Greg Curnoe, Homage to Van Dongen #1 (Sheila), June 27, 1978 –
November 23, 1979
Watercolour and graphite on paper, 152.4 x 243.8 cm
Justina M. Barnicke Gallery at Hart House, Art Museum at the University of Toronto
Greg Curnoe’s life-sized nude portrait of his wife, Sheila, is derived from a series of pen-and-ink drawings he produced in 1975 and differs markedly from his other works. There is no political statement, no obvious text, no cartoon-style drawing—instead, a superbly rendered watercolour portrait of his confident, self-possessed wife. The pose used in this large watercolour alludes to La sirène espagnole, c. 1912, by the Dutch Fauvist Cornelis “Kees” Van Dongen (1877–1968), but the work also has affinities to modernist works by French painters Édouard Manet (1832–1883) and Henri Matisse (1869–1954). Curnoe uses a more painterly modelling of the figure with his characteristic juxtaposition of pattern to flat areas and complementary colours used to denote shadows.1
The challenges of working on a large-scale watercolour caused a problem. Unlike oil paint, the transparency of the watercolour medium means that alterations can be obvious. As Curnoe finished this painting, he worried in his journal: “Sheila objects strongly to the face on the large nude . . . What should I do? The painting is of her. She has a say in it & it is a collaboration. The painting is finished and is priced at over $10,000 . . . Do I take a chance & wreck [it?]”2 Ultimately, Curnoe did not rework the face. While Sheila Curnoe still does not think the painting is a good likeness, she was pleased when it was acquired almost immediately for the collection of Hart House at the University of Toronto.
Curnoe was no stranger to controversy, yet he was genuinely shocked by criticism that other similar portraits of Sheila elicited when they were shown in Vancouver in 1982. Suddenly his nudes had become a lightning rod for feminist critique. He was accused by art historian Serge Guilbaut of objectifying and exploiting his wife, as well as of paying homage to the minor Fauve painter Van Dongen. His immediate response was a life-sized nude watercolour self-portrait, What’s Good for the Goose Is Good for the Gander, 1983, now in the National Gallery of Canada, Ottawa.
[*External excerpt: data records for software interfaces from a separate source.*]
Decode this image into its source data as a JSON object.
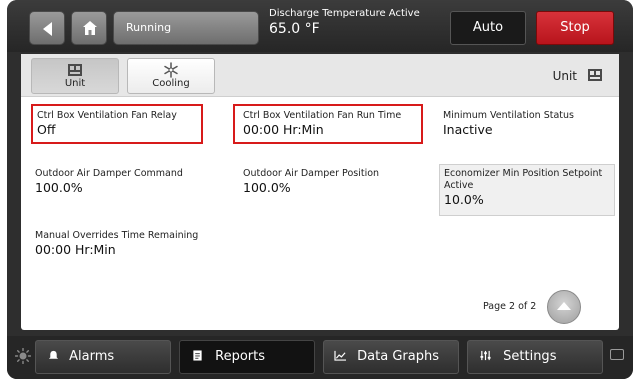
{
  "topbar": {
    "status_label": "Running",
    "discharge_label": "Discharge Temperature Active",
    "discharge_value": "65.0 °F",
    "auto_label": "Auto",
    "stop_label": "Stop",
    "icons": {
      "back": "back-arrow-icon",
      "home": "home-icon"
    }
  },
  "tabs": [
    {
      "label": "Unit",
      "icon": "unit-icon",
      "active": true
    },
    {
      "label": "Cooling",
      "icon": "snowflake-icon",
      "active": false
    }
  ],
  "header": {
    "unit_label": "Unit",
    "unit_icon": "unit-icon"
  },
  "params": [
    {
      "label": "Ctrl Box Ventilation Fan Relay",
      "value": "Off",
      "highlighted": true
    },
    {
      "label": "Ctrl Box Ventilation Fan Run Time",
      "value": "00:00 Hr:Min",
      "highlighted": true
    },
    {
      "label": "Minimum Ventilation Status",
      "value": "Inactive"
    },
    {
      "label": "Outdoor Air Damper Command",
      "value": "100.0%"
    },
    {
      "label": "Outdoor Air Damper Position",
      "value": "100.0%"
    },
    {
      "label": "Economizer Min Position Setpoint Active",
      "value": "10.0%"
    },
    {
      "label": "Manual Overrides Time Remaining",
      "value": "00:00 Hr:Min"
    }
  ],
  "pagination": {
    "label": "Page 2 of 2"
  },
  "bottom_nav": [
    {
      "label": "Alarms",
      "icon": "bell-icon"
    },
    {
      "label": "Reports",
      "icon": "document-icon",
      "active": true
    },
    {
      "label": "Data Graphs",
      "icon": "graph-icon"
    },
    {
      "label": "Settings",
      "icon": "sliders-icon"
    }
  ],
  "colors": {
    "highlight": "#d71a1a",
    "stop": "#c8202a",
    "frame": "#2e2e2e"
  }
}
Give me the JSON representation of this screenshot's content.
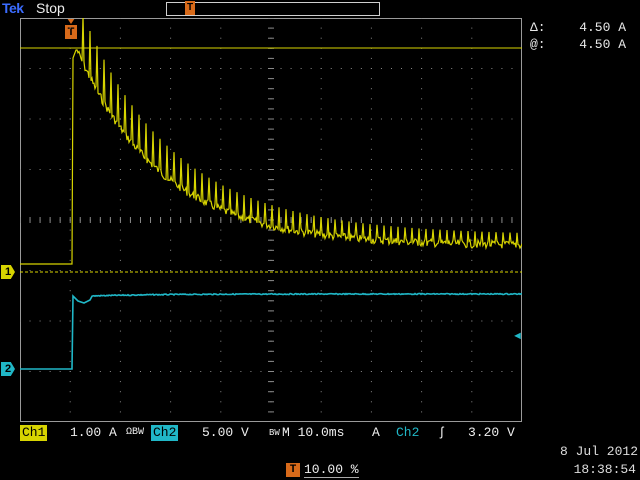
{
  "header": {
    "brand": "Tek",
    "run_state": "Stop"
  },
  "cursors": {
    "delta_symbol": "Δ:",
    "delta_value": "4.50 A",
    "at_symbol": "@:",
    "at_value": "4.50 A"
  },
  "channels": {
    "ch1_marker": "1",
    "ch2_marker": "2"
  },
  "trigger": {
    "marker": "T",
    "level_arrow": "◄"
  },
  "status": {
    "ch1_label": "Ch1",
    "ch1_scale": "1.00 A",
    "ch1_coupling": "ΩBW",
    "ch2_label": "Ch2",
    "ch2_scale": "5.00 V",
    "bw_mark": "BW",
    "timebase": "M 10.0ms",
    "trig_mode": "A",
    "trig_source": "Ch2",
    "trig_slope": "ʃ",
    "trig_level": "3.20 V",
    "date": "8 Jul 2012",
    "time": "18:38:54",
    "position": "10.00 %"
  },
  "colors": {
    "ch1": "#d7d400",
    "ch2": "#20b7c7",
    "trigger": "#d86a1a",
    "graticule": "#a0a0a0"
  }
}
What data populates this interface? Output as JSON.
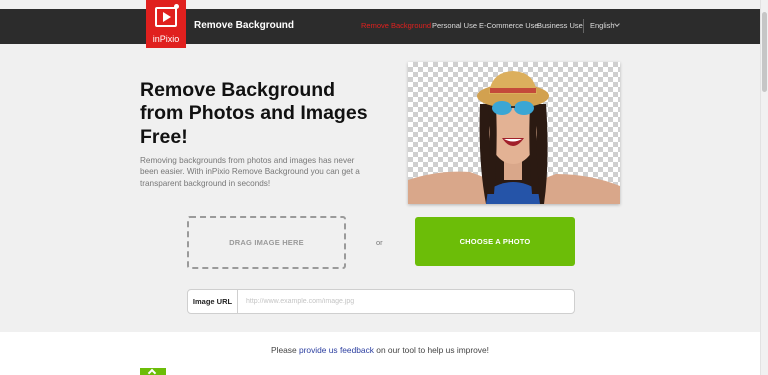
{
  "nav": {
    "logo_text": "inPixio",
    "brand": "Remove Background",
    "links": [
      "Remove Background",
      "Personal Use",
      "E-Commerce Use",
      "Business Use"
    ],
    "language": "English"
  },
  "hero": {
    "title": "Remove Background from Photos and Images Free!",
    "description": "Removing backgrounds from photos and images has never been easier. With inPixio Remove Background you can get a transparent background in seconds!"
  },
  "upload": {
    "drag_label": "DRAG IMAGE HERE",
    "or_label": "or",
    "choose_label": "CHOOSE A PHOTO"
  },
  "url": {
    "label": "Image URL",
    "placeholder": "http://www.example.com/image.jpg",
    "value": ""
  },
  "feedback": {
    "prefix": "Please ",
    "link": "provide us feedback",
    "suffix": " on our tool to help us improve!"
  },
  "colors": {
    "accent_red": "#e0201e",
    "accent_green": "#6cbd08",
    "nav_bg": "#2c2c2c",
    "link_blue": "#2b3ea0"
  }
}
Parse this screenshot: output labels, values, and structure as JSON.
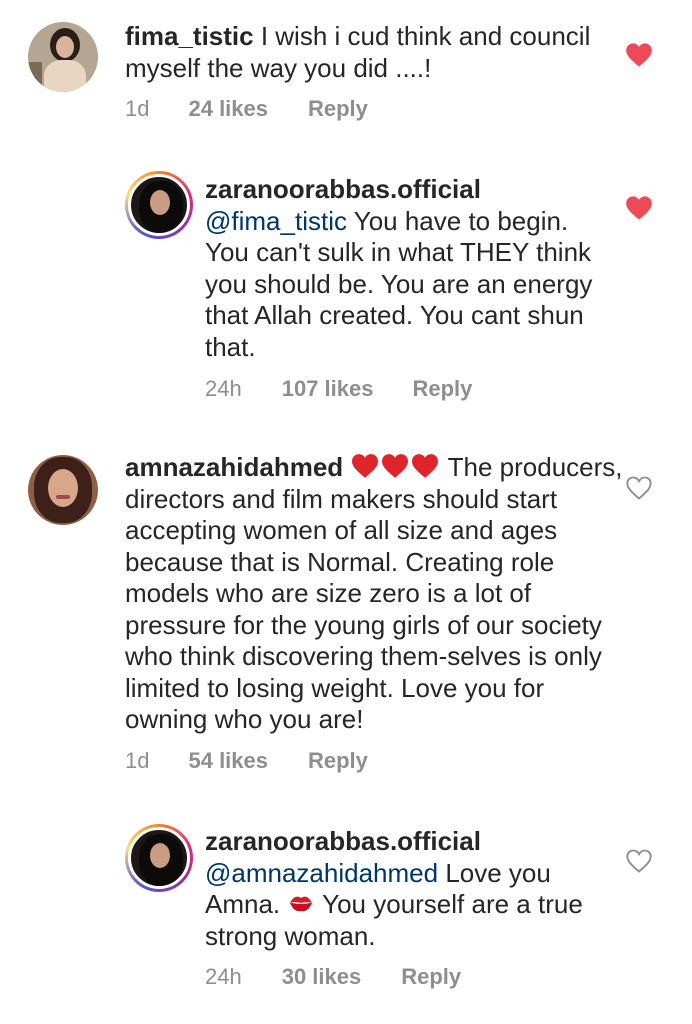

The work is unsettling; the knock-kneed artist stares at us, seemingly floating against a background of multicoloured circles created in the style of French artist Robert Delaunay (1885–1941).